#### [Task details]
Read through the data and report every line in which the word "heading" occurs.

[Start of section]

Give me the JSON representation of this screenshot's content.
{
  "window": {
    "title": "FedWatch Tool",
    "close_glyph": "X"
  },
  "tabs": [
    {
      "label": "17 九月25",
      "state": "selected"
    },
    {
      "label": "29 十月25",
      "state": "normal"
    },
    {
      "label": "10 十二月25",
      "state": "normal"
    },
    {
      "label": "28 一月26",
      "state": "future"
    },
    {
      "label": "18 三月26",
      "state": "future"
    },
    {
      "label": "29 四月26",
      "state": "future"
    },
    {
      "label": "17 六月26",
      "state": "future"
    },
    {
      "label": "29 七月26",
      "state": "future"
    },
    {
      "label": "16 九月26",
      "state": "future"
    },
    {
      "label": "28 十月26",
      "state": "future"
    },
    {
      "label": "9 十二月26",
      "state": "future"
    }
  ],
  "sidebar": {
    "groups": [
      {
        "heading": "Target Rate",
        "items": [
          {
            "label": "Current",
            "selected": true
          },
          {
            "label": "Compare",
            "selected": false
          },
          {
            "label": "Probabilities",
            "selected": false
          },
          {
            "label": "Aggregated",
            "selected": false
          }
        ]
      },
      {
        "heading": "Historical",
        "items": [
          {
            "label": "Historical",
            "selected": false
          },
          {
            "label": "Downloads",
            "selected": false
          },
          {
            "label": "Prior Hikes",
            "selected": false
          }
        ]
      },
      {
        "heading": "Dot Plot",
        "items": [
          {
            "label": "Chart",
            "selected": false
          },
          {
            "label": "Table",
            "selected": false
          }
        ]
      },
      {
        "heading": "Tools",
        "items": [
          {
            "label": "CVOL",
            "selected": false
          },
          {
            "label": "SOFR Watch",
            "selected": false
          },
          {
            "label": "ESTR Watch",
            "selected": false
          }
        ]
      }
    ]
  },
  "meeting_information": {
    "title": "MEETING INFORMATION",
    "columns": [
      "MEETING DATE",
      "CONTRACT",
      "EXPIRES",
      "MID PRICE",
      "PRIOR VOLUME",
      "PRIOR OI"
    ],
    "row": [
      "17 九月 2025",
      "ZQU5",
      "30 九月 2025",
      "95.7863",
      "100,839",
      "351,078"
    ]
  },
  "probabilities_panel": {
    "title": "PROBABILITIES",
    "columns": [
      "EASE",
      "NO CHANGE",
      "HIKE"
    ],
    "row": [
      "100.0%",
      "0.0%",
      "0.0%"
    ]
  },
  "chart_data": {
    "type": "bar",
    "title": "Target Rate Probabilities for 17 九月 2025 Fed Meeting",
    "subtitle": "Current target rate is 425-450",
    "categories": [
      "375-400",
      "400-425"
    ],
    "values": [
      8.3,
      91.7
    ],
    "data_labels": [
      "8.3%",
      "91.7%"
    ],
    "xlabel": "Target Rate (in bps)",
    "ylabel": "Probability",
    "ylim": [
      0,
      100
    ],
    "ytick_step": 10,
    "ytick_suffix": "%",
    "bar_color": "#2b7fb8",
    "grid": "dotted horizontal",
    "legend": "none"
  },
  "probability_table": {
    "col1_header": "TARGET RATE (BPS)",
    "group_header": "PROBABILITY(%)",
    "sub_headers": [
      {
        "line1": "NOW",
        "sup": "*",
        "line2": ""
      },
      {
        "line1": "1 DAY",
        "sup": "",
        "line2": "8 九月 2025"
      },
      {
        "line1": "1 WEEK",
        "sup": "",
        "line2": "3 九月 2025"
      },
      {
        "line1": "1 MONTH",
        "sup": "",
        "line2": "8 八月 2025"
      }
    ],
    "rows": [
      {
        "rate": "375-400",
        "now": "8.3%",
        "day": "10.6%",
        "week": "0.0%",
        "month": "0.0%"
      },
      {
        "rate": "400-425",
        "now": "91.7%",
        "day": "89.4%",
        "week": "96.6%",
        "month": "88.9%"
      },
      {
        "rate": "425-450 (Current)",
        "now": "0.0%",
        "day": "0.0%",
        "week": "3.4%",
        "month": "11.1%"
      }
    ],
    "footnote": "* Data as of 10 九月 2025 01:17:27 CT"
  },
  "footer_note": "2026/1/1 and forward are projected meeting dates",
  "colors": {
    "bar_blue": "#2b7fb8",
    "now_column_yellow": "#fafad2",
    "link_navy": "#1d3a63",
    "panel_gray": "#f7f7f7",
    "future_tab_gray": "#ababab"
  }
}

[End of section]

#### [Finished exercise]
        "heading": "Target Rate",
        "heading": "Historical",
        "heading": "Dot Plot",
        "heading": "Tools",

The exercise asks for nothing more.